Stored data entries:
+ + + +
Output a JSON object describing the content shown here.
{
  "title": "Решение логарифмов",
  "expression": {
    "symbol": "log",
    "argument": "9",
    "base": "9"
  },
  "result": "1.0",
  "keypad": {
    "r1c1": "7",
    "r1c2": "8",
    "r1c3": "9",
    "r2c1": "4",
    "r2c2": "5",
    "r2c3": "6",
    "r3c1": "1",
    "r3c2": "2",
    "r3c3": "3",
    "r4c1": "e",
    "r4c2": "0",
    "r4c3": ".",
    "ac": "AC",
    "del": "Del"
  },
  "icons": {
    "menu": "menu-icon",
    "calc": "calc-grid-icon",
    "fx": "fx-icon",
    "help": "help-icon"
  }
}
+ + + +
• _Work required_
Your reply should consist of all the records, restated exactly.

• _Task answer_
Output a JSON object describing the content shown here.
{
  "title": "Решение логарифмов",
  "expression": {
    "symbol": "log",
    "argument": "9",
    "base": "9"
  },
  "result": "1.0",
  "keypad": {
    "r1c1": "7",
    "r1c2": "8",
    "r1c3": "9",
    "r2c1": "4",
    "r2c2": "5",
    "r2c3": "6",
    "r3c1": "1",
    "r3c2": "2",
    "r3c3": "3",
    "r4c1": "e",
    "r4c2": "0",
    "r4c3": ".",
    "ac": "AC",
    "del": "Del"
  },
  "icons": {
    "menu": "menu-icon",
    "calc": "calc-grid-icon",
    "fx": "fx-icon",
    "help": "help-icon"
  }
}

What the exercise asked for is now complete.